------ Task inputs
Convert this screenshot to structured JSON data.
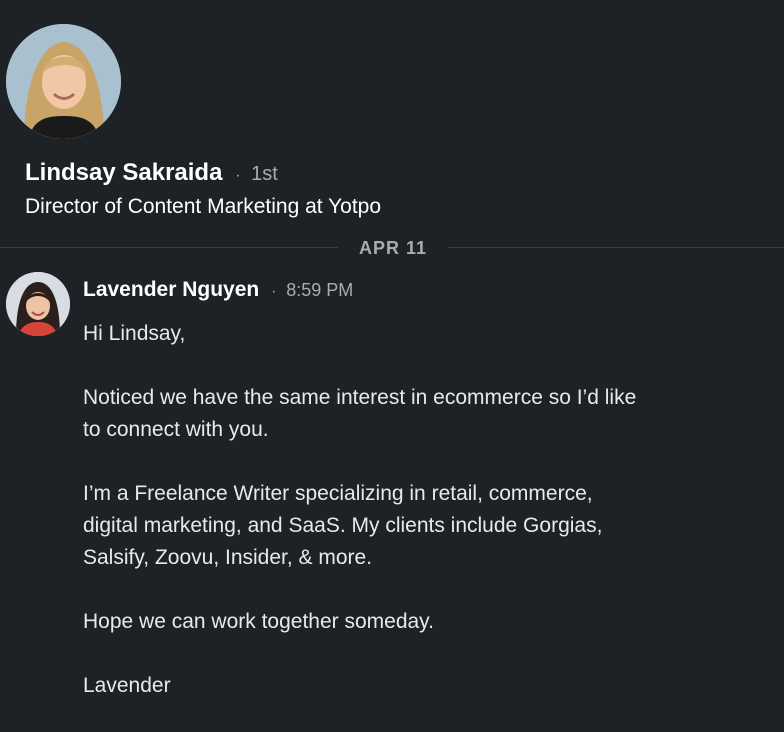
{
  "profile": {
    "name": "Lindsay Sakraida",
    "separator": "·",
    "degree": "1st",
    "headline": "Director of Content Marketing at Yotpo",
    "avatar_icon": "profile-photo"
  },
  "thread": {
    "date_label": "APR 11"
  },
  "message": {
    "sender": "Lavender Nguyen",
    "separator": "·",
    "time": "8:59 PM",
    "avatar_icon": "sender-photo",
    "lines": {
      "greeting": "Hi Lindsay,",
      "p1_l1": "Noticed we have the same interest in ecommerce so I’d like",
      "p1_l2": "to connect with you.",
      "p2_l1": "I’m a Freelance Writer specializing in retail, commerce,",
      "p2_l2": "digital marketing, and SaaS. My clients include Gorgias,",
      "p2_l3": "Salsify, Zoovu, Insider, & more.",
      "p3_l1": "Hope we can work together someday.",
      "signoff": "Lavender"
    }
  },
  "colors": {
    "background": "#1d2226",
    "text_primary": "#ffffff",
    "text_secondary": "#a8acaf",
    "divider": "#3a3f44"
  }
}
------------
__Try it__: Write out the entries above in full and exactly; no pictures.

__Exercise answer__:
Convert this screenshot to structured JSON data.
{
  "profile": {
    "name": "Lindsay Sakraida",
    "separator": "·",
    "degree": "1st",
    "headline": "Director of Content Marketing at Yotpo",
    "avatar_icon": "profile-photo"
  },
  "thread": {
    "date_label": "APR 11"
  },
  "message": {
    "sender": "Lavender Nguyen",
    "separator": "·",
    "time": "8:59 PM",
    "avatar_icon": "sender-photo",
    "lines": {
      "greeting": "Hi Lindsay,",
      "p1_l1": "Noticed we have the same interest in ecommerce so I’d like",
      "p1_l2": "to connect with you.",
      "p2_l1": "I’m a Freelance Writer specializing in retail, commerce,",
      "p2_l2": "digital marketing, and SaaS. My clients include Gorgias,",
      "p2_l3": "Salsify, Zoovu, Insider, & more.",
      "p3_l1": "Hope we can work together someday.",
      "signoff": "Lavender"
    }
  },
  "colors": {
    "background": "#1d2226",
    "text_primary": "#ffffff",
    "text_secondary": "#a8acaf",
    "divider": "#3a3f44"
  }
}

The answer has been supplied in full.